You probably thought the chainsaw was developed to cut down trees, which makes total sense. But that's not how it came about. Before the cesarian section was refined enough for both a mother and baby to survive the procedure, drastic action was sometimes required to deliver a child stuck in the birth canal.
In the 18th century, two Scottish surgeons named John Aitken and James Jeffray devised a solution they could employ when faced with difficult childbirths. Rather than use a knife to widen the pelvic area by slicing through cartilage and bone to extricate a stuck baby, the two developed a chainsaw to make cutting easier.
While this sounds ghastly, the doctors were actually trying to lessen the agony endured by women who needed their pelvic bone separated. The knife took a long time, while their device—a modified knife with serrated “teeth” on a chain—could cut through bone and tissue more quickly.
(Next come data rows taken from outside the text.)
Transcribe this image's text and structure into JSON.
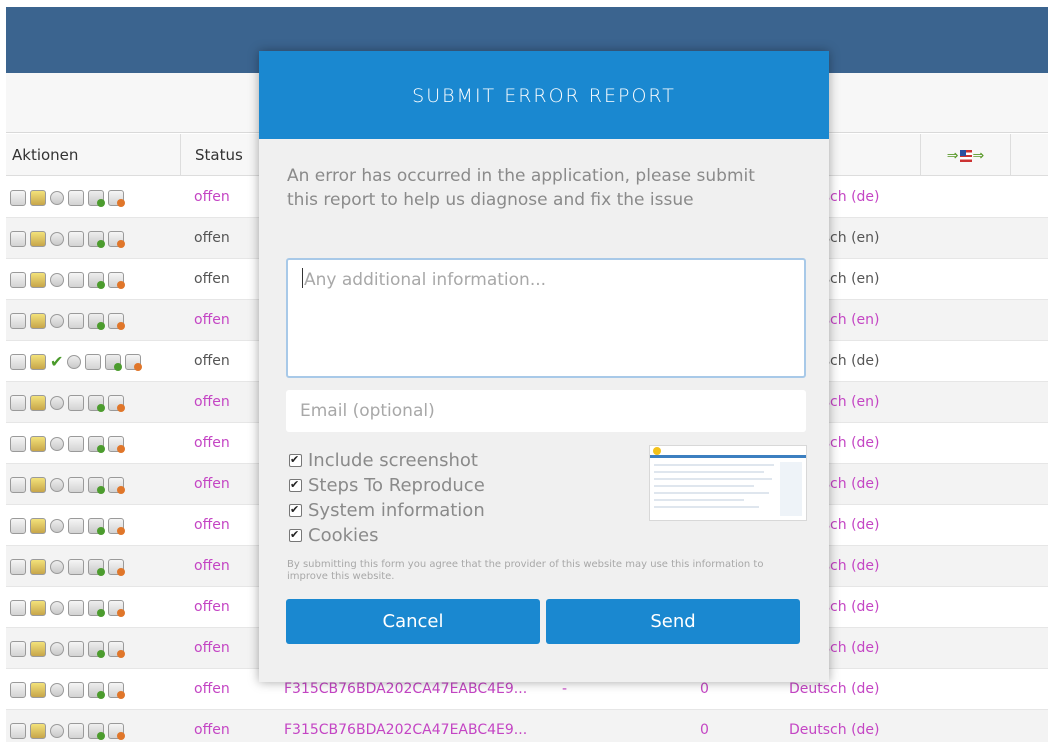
{
  "table": {
    "headers": {
      "actions": "Aktionen",
      "status": "Status"
    },
    "rows": [
      {
        "status": "offen",
        "lang": "Deutsch (de)",
        "status_color": "pink",
        "lang_color": "pink",
        "check": false
      },
      {
        "status": "offen",
        "lang": "Deutsch (en)",
        "status_color": "gray",
        "lang_color": "gray",
        "check": false
      },
      {
        "status": "offen",
        "lang": "Deutsch (en)",
        "status_color": "gray",
        "lang_color": "gray",
        "check": false
      },
      {
        "status": "offen",
        "lang": "Deutsch (en)",
        "status_color": "pink",
        "lang_color": "pink",
        "check": false
      },
      {
        "status": "offen",
        "lang": "Deutsch (de)",
        "status_color": "gray",
        "lang_color": "gray",
        "check": true
      },
      {
        "status": "offen",
        "lang": "Deutsch (en)",
        "status_color": "pink",
        "lang_color": "pink",
        "check": false
      },
      {
        "status": "offen",
        "lang": "Deutsch (de)",
        "status_color": "pink",
        "lang_color": "pink",
        "check": false
      },
      {
        "status": "offen",
        "lang": "Deutsch (de)",
        "status_color": "pink",
        "lang_color": "pink",
        "check": false
      },
      {
        "status": "offen",
        "lang": "Deutsch (de)",
        "status_color": "pink",
        "lang_color": "pink",
        "check": false
      },
      {
        "status": "offen",
        "lang": "Deutsch (de)",
        "status_color": "pink",
        "lang_color": "pink",
        "check": false
      },
      {
        "status": "offen",
        "lang": "Deutsch (de)",
        "status_color": "pink",
        "lang_color": "pink",
        "check": false
      },
      {
        "status": "offen",
        "lang": "Deutsch (de)",
        "status_color": "pink",
        "lang_color": "pink",
        "check": false
      },
      {
        "status": "offen",
        "lang": "Deutsch (de)",
        "status_color": "pink",
        "lang_color": "pink",
        "check": false,
        "hash": "F315CB76BDA202CA47EABC4E9...",
        "dash": "-",
        "num": "0"
      },
      {
        "status": "offen",
        "lang": "Deutsch (de)",
        "status_color": "pink",
        "lang_color": "pink",
        "check": false,
        "hash": "F315CB76BDA202CA47EABC4E9...",
        "num": "0"
      }
    ]
  },
  "dialog": {
    "title": "SUBMIT ERROR REPORT",
    "message": "An error has occurred in the application, please submit this report to help us diagnose and fix the issue",
    "additional_placeholder": "Any additional information...",
    "email_placeholder": "Email (optional)",
    "options": [
      {
        "label": "Include screenshot",
        "checked": true
      },
      {
        "label": "Steps To Reproduce",
        "checked": true
      },
      {
        "label": "System information",
        "checked": true
      },
      {
        "label": "Cookies",
        "checked": true
      }
    ],
    "legal": "By submitting this form you agree that the provider of this website may use this information to improve this website.",
    "cancel_label": "Cancel",
    "send_label": "Send"
  },
  "colors": {
    "header_blue": "#3b648f",
    "dialog_blue": "#1a88d0",
    "link_pink": "#c445c4"
  },
  "icons": [
    "view-icon",
    "edit-icon",
    "circle-icon",
    "document-icon",
    "forward-icon",
    "delete-document-icon",
    "checkmark-icon",
    "language-swap-icon"
  ]
}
This disturbing practice died out when medical advances allowed doctors to remove a child while avoiding bones altogether. But the chainsaw was still a useful gadget. In the 20th century, chainsaws were adapted for work that seems more familiar to us, like cutting trees. Read the rest of the story at Mental Floss.
(Image credit: Sabine Salfer)